This article originally appeared in IB Global News, published 10 times a year, which provides an array of news and information about IB programmes, professional development and research. Sign up at the IB newsletters home page to receive IB Global News.
Yokohama International School in Japan is one of four IB World Schools participating in the Open World Schools pilot, a pilot that is exploring how an authentic IB Diploma Programme (DP) experience can be extended to students online, who would otherwise be unable to access an IB education.
By digitally linking with an IB World School, students have the opportunity to undertake a two–year DP course online that meets the challenging academic standards and rigorous assessment for which the IB is known.
Students are able to collaborate worldwide with their peers while developing essential skills and expanding their global perspectives in a secure, teacher- facilitated environment. Yokohama International School Head James MacDonald talks about his school’s experience in the pilot thus far.
Why did your school decide to join the Open World Schools pilot?
We have been offering online DP courses successfully for some time, we have a strong IT infrastructure, and I think most in our community would agree that our school culture values innovation. I also think it is fair to say that our community aims to be a part of the global conversation about what a modern international education should be, and so this definitely aligned with our school’s direction.

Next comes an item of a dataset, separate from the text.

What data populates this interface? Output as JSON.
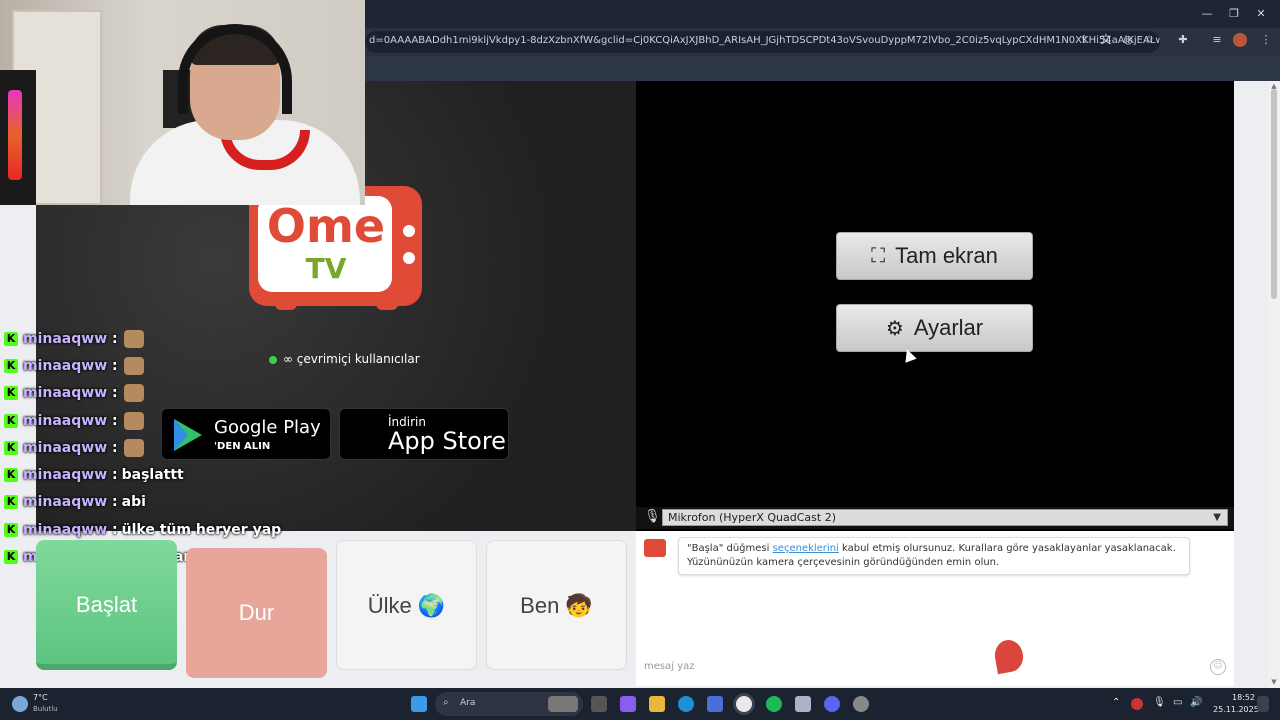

We really wanted to pursue this opportunity because technology is opening all sorts of new doors to innovation in teaching and learning. Being part of an initiative like this allows us to make connections beyond our campus, and it allows new ideas to flow naturally into YIS. In addition, being an Open World Schools pilot school gave us a chance to give back a little bit–as a school–to others who are interested in the IB but perhaps don’t have the resources or experience that we have with online learning and the DP. I would like to think we had both pragmatic and idealistic reasons for joining.